"One poll, conducted by the progressive think tank Data for Progress, found that 66 percent of Hispanic voters in Nevada support Sanders. No other candidate made it out of the single digits. And last week, aMorning Consult pollshowed the democratic socialist with a staggering lead among Hispanic voters, jumping 10 points with the demographic the day after winning the New Hampshire primary. According to the poll, Sanders had the highest support among the group at 48 percent..."

“... Tío Bernie,” as many of his Latino supporters affectionately call him, owes much of his success to the campaign’s outreach efforts. His policy positions, particularly involving issues like health care and economic justice, contribute to the appeal, argued Deputy Nevada Field Director Michael Ramirez. But the campaign made the decision to prioritize Latino outreach since the beginning, Chuck Rocha, a senior Sanders adviser, said, breaking with the traditional Democratic strategy of focusing on likely voters — which typically means white and older voters — then scrambling for Latino support in the final stretch.

“We started talking to people in Spanish here before we started talking to people in English, so to me that’s very intentional organizing showing the community that we respect them, that we’re going to be here, and that we’re not going to leave,” said Rocha. The Democratic Party’s decadeslong failure to activate Latino voters has created a self-feeding cycle of disengagement: Candidates and campaigns don’t expect them to vote so they don’t bother asking them to, or at least not on the scale necessary for significant mobilization. Latino voters, poised to be the largest nonwhite eligible voting bloc in 2020, are crucial to winning the presidency and have been playing a key role in Sanders’s rise.

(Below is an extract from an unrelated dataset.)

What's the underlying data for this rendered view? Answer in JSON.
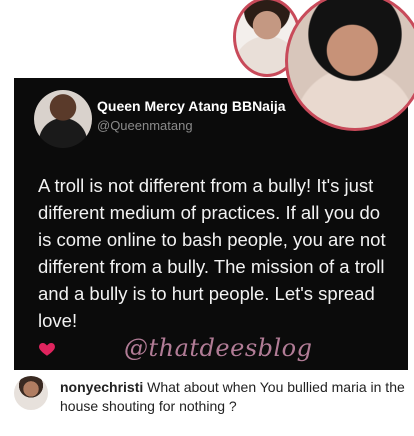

“So I think that’s the key to our success, is that we knew that Bernie Sanders was popular with Latinos,” Rocha continued. “But we had never really done the deep-dive organizing within the community, making sure that they knew everything about him so they can go tell their friends and their neighbors. And that’s a big part of what you’re seeing today with this soccer tournament, there’s community-based events, which are key. But community-based events alone will not win you the elections — spending lots of money to talk to lots of Latinos is how you win the elections.” ...
Read full report at The Intercept